■ Available records:

####################

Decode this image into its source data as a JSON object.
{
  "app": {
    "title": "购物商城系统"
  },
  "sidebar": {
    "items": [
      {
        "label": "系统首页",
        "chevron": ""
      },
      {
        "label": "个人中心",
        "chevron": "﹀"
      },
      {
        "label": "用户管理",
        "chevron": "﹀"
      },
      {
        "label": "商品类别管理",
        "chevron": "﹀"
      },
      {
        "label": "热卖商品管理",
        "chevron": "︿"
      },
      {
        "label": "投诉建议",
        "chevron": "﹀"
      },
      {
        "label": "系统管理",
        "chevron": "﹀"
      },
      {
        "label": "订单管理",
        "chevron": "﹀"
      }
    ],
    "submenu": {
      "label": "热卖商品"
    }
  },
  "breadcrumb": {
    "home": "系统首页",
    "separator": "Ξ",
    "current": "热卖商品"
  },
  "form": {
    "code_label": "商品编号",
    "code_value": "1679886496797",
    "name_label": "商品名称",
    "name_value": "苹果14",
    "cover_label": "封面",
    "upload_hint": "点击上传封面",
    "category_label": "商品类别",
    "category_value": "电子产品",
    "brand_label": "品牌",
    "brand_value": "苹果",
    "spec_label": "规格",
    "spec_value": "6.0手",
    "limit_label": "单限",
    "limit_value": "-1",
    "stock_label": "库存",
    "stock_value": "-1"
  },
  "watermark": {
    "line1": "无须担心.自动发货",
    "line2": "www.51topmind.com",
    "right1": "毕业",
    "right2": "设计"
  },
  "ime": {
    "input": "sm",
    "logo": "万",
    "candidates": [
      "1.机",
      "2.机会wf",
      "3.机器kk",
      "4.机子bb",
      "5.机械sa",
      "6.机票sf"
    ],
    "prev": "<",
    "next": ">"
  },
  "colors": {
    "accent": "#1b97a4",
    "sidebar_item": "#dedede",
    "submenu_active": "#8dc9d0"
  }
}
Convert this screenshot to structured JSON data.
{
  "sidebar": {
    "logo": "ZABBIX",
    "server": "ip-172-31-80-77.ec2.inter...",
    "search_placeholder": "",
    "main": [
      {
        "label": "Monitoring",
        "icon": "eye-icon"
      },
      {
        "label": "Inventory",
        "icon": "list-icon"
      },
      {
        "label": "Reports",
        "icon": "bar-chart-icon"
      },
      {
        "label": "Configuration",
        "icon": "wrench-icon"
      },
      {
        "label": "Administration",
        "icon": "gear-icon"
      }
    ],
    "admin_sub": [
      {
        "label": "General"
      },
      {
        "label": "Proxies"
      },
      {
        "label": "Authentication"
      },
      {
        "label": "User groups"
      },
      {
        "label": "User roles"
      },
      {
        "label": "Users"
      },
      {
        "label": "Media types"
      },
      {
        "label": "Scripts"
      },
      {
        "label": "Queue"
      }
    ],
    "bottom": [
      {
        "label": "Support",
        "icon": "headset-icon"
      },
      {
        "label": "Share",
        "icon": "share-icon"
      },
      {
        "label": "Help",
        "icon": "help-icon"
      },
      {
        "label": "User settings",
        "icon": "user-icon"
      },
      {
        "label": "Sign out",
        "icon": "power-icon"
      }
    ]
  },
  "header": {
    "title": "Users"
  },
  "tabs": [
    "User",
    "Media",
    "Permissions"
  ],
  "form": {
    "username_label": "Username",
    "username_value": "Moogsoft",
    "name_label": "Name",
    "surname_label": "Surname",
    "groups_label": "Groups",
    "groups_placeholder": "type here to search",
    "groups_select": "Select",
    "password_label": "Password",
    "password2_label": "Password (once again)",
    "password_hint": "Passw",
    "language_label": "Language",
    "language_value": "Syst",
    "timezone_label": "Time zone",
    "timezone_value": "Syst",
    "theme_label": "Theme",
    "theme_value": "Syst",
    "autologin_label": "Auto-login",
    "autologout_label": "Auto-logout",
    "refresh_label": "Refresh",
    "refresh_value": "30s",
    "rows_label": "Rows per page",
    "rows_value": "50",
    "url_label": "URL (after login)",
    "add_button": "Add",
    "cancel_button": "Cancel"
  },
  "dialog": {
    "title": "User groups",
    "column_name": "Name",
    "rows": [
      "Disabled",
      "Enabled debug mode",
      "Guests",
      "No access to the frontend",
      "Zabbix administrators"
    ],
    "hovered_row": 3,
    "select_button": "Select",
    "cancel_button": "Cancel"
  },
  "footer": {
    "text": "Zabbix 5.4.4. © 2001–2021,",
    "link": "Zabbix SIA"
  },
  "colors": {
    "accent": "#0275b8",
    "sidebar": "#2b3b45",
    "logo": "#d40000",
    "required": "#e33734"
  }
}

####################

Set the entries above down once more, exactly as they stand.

Decode this image into its source data as a JSON object.
{
  "app": {
    "title": "购物商城系统"
  },
  "sidebar": {
    "items": [
      {
        "label": "系统首页",
        "chevron": ""
      },
      {
        "label": "个人中心",
        "chevron": "﹀"
      },
      {
        "label": "用户管理",
        "chevron": "﹀"
      },
      {
        "label": "商品类别管理",
        "chevron": "﹀"
      },
      {
        "label": "热卖商品管理",
        "chevron": "︿"
      },
      {
        "label": "投诉建议",
        "chevron": "﹀"
      },
      {
        "label": "系统管理",
        "chevron": "﹀"
      },
      {
        "label": "订单管理",
        "chevron": "﹀"
      }
    ],
    "submenu": {
      "label": "热卖商品"
    }
  },
  "breadcrumb": {
    "home": "系统首页",
    "separator": "Ξ",
    "current": "热卖商品"
  },
  "form": {
    "code_label": "商品编号",
    "code_value": "1679886496797",
    "name_label": "商品名称",
    "name_value": "苹果14",
    "cover_label": "封面",
    "upload_hint": "点击上传封面",
    "category_label": "商品类别",
    "category_value": "电子产品",
    "brand_label": "品牌",
    "brand_value": "苹果",
    "spec_label": "规格",
    "spec_value": "6.0手",
    "limit_label": "单限",
    "limit_value": "-1",
    "stock_label": "库存",
    "stock_value": "-1"
  },
  "watermark": {
    "line1": "无须担心.自动发货",
    "line2": "www.51topmind.com",
    "right1": "毕业",
    "right2": "设计"
  },
  "ime": {
    "input": "sm",
    "logo": "万",
    "candidates": [
      "1.机",
      "2.机会wf",
      "3.机器kk",
      "4.机子bb",
      "5.机械sa",
      "6.机票sf"
    ],
    "prev": "<",
    "next": ">"
  },
  "colors": {
    "accent": "#1b97a4",
    "sidebar_item": "#dedede",
    "submenu_active": "#8dc9d0"
  }
}
Convert this screenshot to structured JSON data.
{
  "sidebar": {
    "logo": "ZABBIX",
    "server": "ip-172-31-80-77.ec2.inter...",
    "search_placeholder": "",
    "main": [
      {
        "label": "Monitoring",
        "icon": "eye-icon"
      },
      {
        "label": "Inventory",
        "icon": "list-icon"
      },
      {
        "label": "Reports",
        "icon": "bar-chart-icon"
      },
      {
        "label": "Configuration",
        "icon": "wrench-icon"
      },
      {
        "label": "Administration",
        "icon": "gear-icon"
      }
    ],
    "admin_sub": [
      {
        "label": "General"
      },
      {
        "label": "Proxies"
      },
      {
        "label": "Authentication"
      },
      {
        "label": "User groups"
      },
      {
        "label": "User roles"
      },
      {
        "label": "Users"
      },
      {
        "label": "Media types"
      },
      {
        "label": "Scripts"
      },
      {
        "label": "Queue"
      }
    ],
    "bottom": [
      {
        "label": "Support",
        "icon": "headset-icon"
      },
      {
        "label": "Share",
        "icon": "share-icon"
      },
      {
        "label": "Help",
        "icon": "help-icon"
      },
      {
        "label": "User settings",
        "icon": "user-icon"
      },
      {
        "label": "Sign out",
        "icon": "power-icon"
      }
    ]
  },
  "header": {
    "title": "Users"
  },
  "tabs": [
    "User",
    "Media",
    "Permissions"
  ],
  "form": {
    "username_label": "Username",
    "username_value": "Moogsoft",
    "name_label": "Name",
    "surname_label": "Surname",
    "groups_label": "Groups",
    "groups_placeholder": "type here to search",
    "groups_select": "Select",
    "password_label": "Password",
    "password2_label": "Password (once again)",
    "password_hint": "Passw",
    "language_label": "Language",
    "language_value": "Syst",
    "timezone_label": "Time zone",
    "timezone_value": "Syst",
    "theme_label": "Theme",
    "theme_value": "Syst",
    "autologin_label": "Auto-login",
    "autologout_label": "Auto-logout",
    "refresh_label": "Refresh",
    "refresh_value": "30s",
    "rows_label": "Rows per page",
    "rows_value": "50",
    "url_label": "URL (after login)",
    "add_button": "Add",
    "cancel_button": "Cancel"
  },
  "dialog": {
    "title": "User groups",
    "column_name": "Name",
    "rows": [
      "Disabled",
      "Enabled debug mode",
      "Guests",
      "No access to the frontend",
      "Zabbix administrators"
    ],
    "hovered_row": 3,
    "select_button": "Select",
    "cancel_button": "Cancel"
  },
  "footer": {
    "text": "Zabbix 5.4.4. © 2001–2021,",
    "link": "Zabbix SIA"
  },
  "colors": {
    "accent": "#0275b8",
    "sidebar": "#2b3b45",
    "logo": "#d40000",
    "required": "#e33734"
  }
}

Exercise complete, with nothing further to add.